The entries are to be printed again word for word, but no picture may appear.

RECORD EXCERPTS:

******

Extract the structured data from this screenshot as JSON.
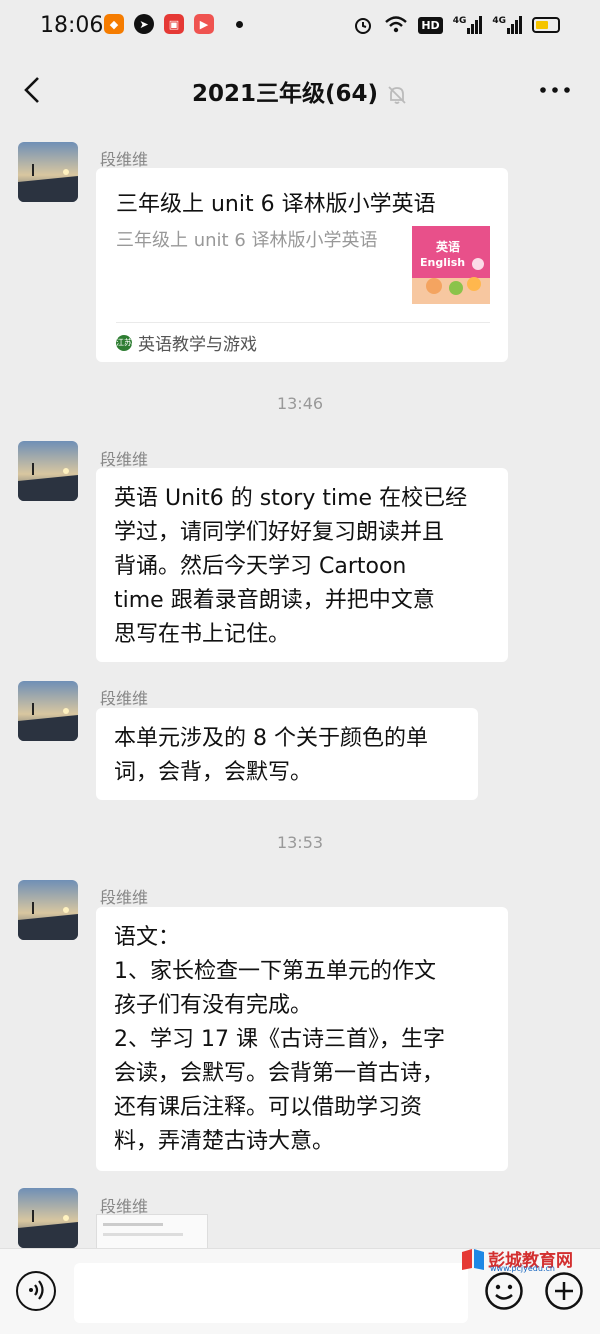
{
  "status_bar": {
    "time": "18:06",
    "network_badge": "HD",
    "signal1_label": "4G",
    "signal2_label": "4G"
  },
  "header": {
    "title": "2021三年级(64)"
  },
  "messages": [
    {
      "sender": "段维维",
      "type": "card",
      "card_title": "三年级上 unit 6 译林版小学英语",
      "card_desc": "三年级上 unit 6 译林版小学英语",
      "thumb_text_top": "英语",
      "thumb_text_bottom": "English",
      "source": "英语教学与游戏",
      "source_icon_text": "江苏"
    },
    {
      "timestamp": "13:46"
    },
    {
      "sender": "段维维",
      "type": "text",
      "lines": [
        "英语 Unit6 的 story time 在校已经",
        "学过，请同学们好好复习朗读并且",
        "背诵。然后今天学习 Cartoon",
        "time 跟着录音朗读，并把中文意",
        "思写在书上记住。"
      ]
    },
    {
      "sender": "段维维",
      "type": "text",
      "lines": [
        "本单元涉及的 8 个关于颜色的单",
        "词，会背，会默写。"
      ]
    },
    {
      "timestamp": "13:53"
    },
    {
      "sender": "段维维",
      "type": "text",
      "lines": [
        "语文：",
        "1、家长检查一下第五单元的作文",
        "孩子们有没有完成。",
        "2、学习 17 课《古诗三首》，生字",
        "会读，会默写。会背第一首古诗，",
        "还有课后注释。可以借助学习资",
        "料，弄清楚古诗大意。"
      ]
    },
    {
      "sender": "段维维",
      "type": "image"
    }
  ],
  "watermark": {
    "text": "彭城教育网",
    "sub": "www.pcjyedu.cn"
  },
  "colors": {
    "background": "#ededed",
    "bubble": "#ffffff",
    "timestamp": "#999999"
  }
}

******

WRITTEN SOLUTION:
Extract the structured data from this screenshot as JSON.
{
  "status_bar": {
    "time": "18:06",
    "network_badge": "HD",
    "signal1_label": "4G",
    "signal2_label": "4G"
  },
  "header": {
    "title": "2021三年级(64)"
  },
  "messages": [
    {
      "sender": "段维维",
      "type": "card",
      "card_title": "三年级上 unit 6 译林版小学英语",
      "card_desc": "三年级上 unit 6 译林版小学英语",
      "thumb_text_top": "英语",
      "thumb_text_bottom": "English",
      "source": "英语教学与游戏",
      "source_icon_text": "江苏"
    },
    {
      "timestamp": "13:46"
    },
    {
      "sender": "段维维",
      "type": "text",
      "lines": [
        "英语 Unit6 的 story time 在校已经",
        "学过，请同学们好好复习朗读并且",
        "背诵。然后今天学习 Cartoon",
        "time 跟着录音朗读，并把中文意",
        "思写在书上记住。"
      ]
    },
    {
      "sender": "段维维",
      "type": "text",
      "lines": [
        "本单元涉及的 8 个关于颜色的单",
        "词，会背，会默写。"
      ]
    },
    {
      "timestamp": "13:53"
    },
    {
      "sender": "段维维",
      "type": "text",
      "lines": [
        "语文：",
        "1、家长检查一下第五单元的作文",
        "孩子们有没有完成。",
        "2、学习 17 课《古诗三首》，生字",
        "会读，会默写。会背第一首古诗，",
        "还有课后注释。可以借助学习资",
        "料，弄清楚古诗大意。"
      ]
    },
    {
      "sender": "段维维",
      "type": "image"
    }
  ],
  "watermark": {
    "text": "彭城教育网",
    "sub": "www.pcjyedu.cn"
  },
  "colors": {
    "background": "#ededed",
    "bubble": "#ffffff",
    "timestamp": "#999999"
  }
}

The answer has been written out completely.